Aides to Deputy Mayor Dan Doctoroff concluded that the current design for the Javits Convention Center expansion would cost between $1.93 billion and $2.2 billion, up from $1.68 billion, according to a March 9 memo obtained by The Real Estate. What’s more, the amount of exhibition and meeting space that the expansion would add seems to have shrunk a bit from the plan approved last summer, from 520,000 square feet to 345,000 square feet.
The memo, which preceded the recent pow-wow including Mr. Doctoroff, Senator Chuck Schumer and Governor Eliot Spitzer, argues that it is preferable to move ahead with the current design, which expands Javits a block and a half to 40th Street and adds a floor, rather than extending it a block to the south as others have suggested. (The current design would be less expensive, the memo argues.

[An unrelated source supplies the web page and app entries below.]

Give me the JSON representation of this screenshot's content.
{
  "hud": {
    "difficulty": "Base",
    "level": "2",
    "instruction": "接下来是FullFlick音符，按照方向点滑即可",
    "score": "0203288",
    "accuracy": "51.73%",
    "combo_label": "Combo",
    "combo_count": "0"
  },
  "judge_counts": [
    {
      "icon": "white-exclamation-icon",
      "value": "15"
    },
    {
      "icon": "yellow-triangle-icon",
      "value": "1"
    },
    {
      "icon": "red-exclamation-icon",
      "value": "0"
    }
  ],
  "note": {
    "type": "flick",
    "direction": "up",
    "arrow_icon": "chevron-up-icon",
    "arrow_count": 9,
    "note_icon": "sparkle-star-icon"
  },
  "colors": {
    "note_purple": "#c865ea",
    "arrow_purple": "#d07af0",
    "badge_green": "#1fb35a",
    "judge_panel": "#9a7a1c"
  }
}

A more radical plan, involving the western rail yards, was not considered.) The memo also suggests looking at a “phased closing of Javits” as well as “closing Javits altogether during construction” to see if it would save money.
Javits junkies will remember the good ol’ days, before security concerns, construction inflation and detailed cost estimates, when conventioneers thought they could build the even larger expansion outlined in the 2004 environmental-impact statement with about a billion bucks.
Errol Cockfield, spokesman for the Empire State Development Corporation, which is overseeing the joint city-state project, wouldn’t comment on the estimates, saying that the state was reviewing the current design and would make a decision about how to proceed in early May.
– Matthew Schuerman